[[ Task data, beginning ]]
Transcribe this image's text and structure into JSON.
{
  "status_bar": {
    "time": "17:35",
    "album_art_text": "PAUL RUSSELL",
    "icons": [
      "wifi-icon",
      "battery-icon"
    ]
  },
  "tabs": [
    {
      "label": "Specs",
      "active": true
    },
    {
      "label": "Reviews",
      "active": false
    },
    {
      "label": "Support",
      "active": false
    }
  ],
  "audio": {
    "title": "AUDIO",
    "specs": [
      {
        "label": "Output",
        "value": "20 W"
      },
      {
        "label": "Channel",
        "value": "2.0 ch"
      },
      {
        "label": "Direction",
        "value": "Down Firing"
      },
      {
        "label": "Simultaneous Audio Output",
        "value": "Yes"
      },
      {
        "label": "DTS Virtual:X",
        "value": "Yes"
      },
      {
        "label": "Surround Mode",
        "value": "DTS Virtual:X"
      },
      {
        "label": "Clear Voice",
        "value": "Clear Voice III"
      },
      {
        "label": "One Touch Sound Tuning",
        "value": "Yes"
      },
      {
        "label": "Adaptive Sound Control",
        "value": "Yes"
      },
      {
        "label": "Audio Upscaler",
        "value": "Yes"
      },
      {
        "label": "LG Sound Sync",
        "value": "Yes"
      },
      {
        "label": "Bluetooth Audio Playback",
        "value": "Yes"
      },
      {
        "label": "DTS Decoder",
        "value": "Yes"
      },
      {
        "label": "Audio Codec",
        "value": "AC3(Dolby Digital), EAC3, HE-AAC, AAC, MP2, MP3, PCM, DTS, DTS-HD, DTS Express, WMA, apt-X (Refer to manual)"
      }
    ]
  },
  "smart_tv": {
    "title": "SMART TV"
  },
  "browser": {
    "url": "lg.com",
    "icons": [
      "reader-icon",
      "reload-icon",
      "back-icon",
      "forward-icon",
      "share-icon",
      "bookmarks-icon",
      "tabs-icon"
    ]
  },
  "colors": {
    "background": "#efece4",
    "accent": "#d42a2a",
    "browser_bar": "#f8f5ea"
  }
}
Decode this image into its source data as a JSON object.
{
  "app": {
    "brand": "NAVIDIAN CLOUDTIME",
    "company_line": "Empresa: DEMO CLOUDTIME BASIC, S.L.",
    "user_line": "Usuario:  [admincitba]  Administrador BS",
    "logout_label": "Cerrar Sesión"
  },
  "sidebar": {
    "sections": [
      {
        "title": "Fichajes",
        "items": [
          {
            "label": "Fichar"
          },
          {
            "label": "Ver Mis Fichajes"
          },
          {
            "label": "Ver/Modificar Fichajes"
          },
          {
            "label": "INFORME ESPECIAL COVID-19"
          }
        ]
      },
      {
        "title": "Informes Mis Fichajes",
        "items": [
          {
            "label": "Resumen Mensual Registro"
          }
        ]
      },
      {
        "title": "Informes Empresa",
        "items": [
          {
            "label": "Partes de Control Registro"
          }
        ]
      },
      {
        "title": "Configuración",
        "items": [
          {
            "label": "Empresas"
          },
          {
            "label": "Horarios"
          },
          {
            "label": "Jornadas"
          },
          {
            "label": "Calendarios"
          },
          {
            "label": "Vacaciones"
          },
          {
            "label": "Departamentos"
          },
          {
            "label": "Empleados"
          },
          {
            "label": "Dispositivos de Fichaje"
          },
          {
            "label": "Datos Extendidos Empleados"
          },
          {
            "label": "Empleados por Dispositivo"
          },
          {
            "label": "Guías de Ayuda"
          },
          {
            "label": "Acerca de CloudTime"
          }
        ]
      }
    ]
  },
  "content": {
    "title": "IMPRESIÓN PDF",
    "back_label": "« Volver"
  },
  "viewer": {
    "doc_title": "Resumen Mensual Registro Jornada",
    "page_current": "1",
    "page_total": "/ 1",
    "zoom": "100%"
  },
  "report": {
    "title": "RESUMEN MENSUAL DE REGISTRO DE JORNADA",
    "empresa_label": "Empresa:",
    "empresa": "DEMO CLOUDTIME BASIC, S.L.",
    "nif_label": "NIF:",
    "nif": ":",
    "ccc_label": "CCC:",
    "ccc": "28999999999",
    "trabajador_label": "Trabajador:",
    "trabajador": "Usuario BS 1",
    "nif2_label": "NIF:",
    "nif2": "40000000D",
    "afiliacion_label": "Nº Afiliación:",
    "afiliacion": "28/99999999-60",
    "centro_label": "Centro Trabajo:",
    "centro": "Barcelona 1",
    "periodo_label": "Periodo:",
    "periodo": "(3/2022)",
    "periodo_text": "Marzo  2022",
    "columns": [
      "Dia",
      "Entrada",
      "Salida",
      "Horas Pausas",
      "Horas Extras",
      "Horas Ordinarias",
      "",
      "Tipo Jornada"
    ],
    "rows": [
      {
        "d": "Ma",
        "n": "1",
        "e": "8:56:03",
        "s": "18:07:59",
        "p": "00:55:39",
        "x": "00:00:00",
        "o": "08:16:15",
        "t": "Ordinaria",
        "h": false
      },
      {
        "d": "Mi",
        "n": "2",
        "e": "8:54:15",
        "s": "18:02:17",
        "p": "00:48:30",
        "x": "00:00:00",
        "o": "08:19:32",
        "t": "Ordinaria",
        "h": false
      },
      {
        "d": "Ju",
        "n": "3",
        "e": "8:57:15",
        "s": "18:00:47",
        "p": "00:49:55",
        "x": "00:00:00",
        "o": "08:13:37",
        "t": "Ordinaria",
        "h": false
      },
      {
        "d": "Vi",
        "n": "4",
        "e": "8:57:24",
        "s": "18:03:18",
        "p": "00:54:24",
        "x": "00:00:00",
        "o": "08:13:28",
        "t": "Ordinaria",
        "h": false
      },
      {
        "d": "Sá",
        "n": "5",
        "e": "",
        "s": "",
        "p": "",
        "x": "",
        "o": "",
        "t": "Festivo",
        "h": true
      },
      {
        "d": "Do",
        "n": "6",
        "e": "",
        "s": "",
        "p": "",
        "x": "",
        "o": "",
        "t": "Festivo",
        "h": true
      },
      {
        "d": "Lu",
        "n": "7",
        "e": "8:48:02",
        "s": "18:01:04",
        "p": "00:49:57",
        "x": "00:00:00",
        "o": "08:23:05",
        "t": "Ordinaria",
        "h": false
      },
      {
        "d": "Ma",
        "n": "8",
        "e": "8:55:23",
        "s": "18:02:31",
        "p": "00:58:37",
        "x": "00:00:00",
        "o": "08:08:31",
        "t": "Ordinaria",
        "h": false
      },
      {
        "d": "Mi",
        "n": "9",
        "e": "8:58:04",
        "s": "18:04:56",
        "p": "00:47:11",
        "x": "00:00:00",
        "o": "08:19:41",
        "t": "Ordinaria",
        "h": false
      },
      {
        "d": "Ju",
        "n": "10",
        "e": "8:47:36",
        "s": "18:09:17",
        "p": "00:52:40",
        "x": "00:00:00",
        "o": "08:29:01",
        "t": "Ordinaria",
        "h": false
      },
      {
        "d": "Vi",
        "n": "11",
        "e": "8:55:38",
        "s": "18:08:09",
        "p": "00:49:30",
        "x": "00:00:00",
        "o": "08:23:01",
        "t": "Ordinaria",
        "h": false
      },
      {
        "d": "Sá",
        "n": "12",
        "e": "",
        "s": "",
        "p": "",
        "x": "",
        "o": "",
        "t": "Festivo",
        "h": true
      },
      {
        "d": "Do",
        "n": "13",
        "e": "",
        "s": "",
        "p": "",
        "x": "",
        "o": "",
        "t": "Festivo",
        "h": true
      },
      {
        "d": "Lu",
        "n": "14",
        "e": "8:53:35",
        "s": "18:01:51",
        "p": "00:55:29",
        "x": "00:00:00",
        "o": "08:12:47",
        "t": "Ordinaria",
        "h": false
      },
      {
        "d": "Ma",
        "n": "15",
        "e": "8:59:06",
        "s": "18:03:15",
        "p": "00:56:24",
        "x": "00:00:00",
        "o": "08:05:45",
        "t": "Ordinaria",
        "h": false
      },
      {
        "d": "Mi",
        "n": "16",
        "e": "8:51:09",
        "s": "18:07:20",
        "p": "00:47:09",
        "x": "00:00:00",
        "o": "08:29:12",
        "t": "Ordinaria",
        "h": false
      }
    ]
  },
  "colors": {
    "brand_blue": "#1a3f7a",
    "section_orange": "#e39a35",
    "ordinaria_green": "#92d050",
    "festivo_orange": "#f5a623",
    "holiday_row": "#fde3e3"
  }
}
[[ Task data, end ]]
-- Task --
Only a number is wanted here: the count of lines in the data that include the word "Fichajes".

-- Response area --
4